# [TASK BRIEF]
The exercise asks you to copy every line below in which "icon" appears.

# [THE DATA]
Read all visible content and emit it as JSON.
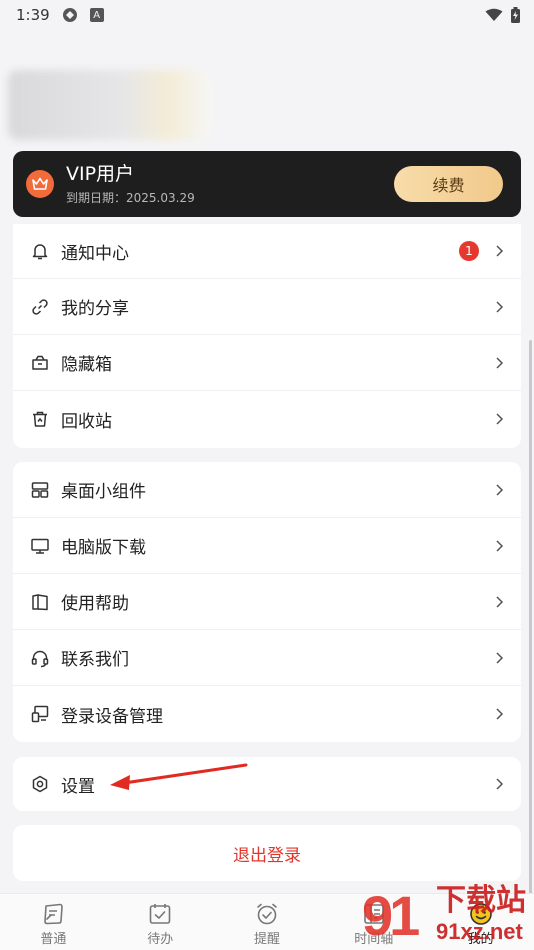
{
  "status_bar": {
    "time": "1:39",
    "notif_a_label": "A"
  },
  "vip": {
    "title": "VIP用户",
    "expire": "到期日期：2025.03.29",
    "renew_label": "续费"
  },
  "menu_group_1": [
    {
      "label": "通知中心",
      "badge": "1"
    },
    {
      "label": "我的分享"
    },
    {
      "label": "隐藏箱"
    },
    {
      "label": "回收站"
    }
  ],
  "menu_group_2": [
    {
      "label": "桌面小组件"
    },
    {
      "label": "电脑版下载"
    },
    {
      "label": "使用帮助"
    },
    {
      "label": "联系我们"
    },
    {
      "label": "登录设备管理"
    }
  ],
  "menu_group_3": [
    {
      "label": "设置"
    }
  ],
  "logout_label": "退出登录",
  "tabs": [
    {
      "label": "普通",
      "icon": "note-icon"
    },
    {
      "label": "待办",
      "icon": "calendar-check-icon"
    },
    {
      "label": "提醒",
      "icon": "alarm-check-icon"
    },
    {
      "label": "时间轴",
      "icon": "timeline-icon"
    },
    {
      "label": "我的",
      "icon": "profile-icon",
      "active": true
    }
  ],
  "watermark": {
    "num": "91",
    "cn": "下载站",
    "domain": "91xz.net"
  },
  "colors": {
    "accent_red": "#e0362c",
    "vip_bg": "#1e1e1e",
    "renew_gold": "#f1c98b",
    "crown_orange": "#f26b3a"
  }
}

# [SOLVED PROBLEM]
      "icon": "note-icon"
      "icon": "calendar-check-icon"
      "icon": "alarm-check-icon"
      "icon": "timeline-icon"
      "icon": "profile-icon",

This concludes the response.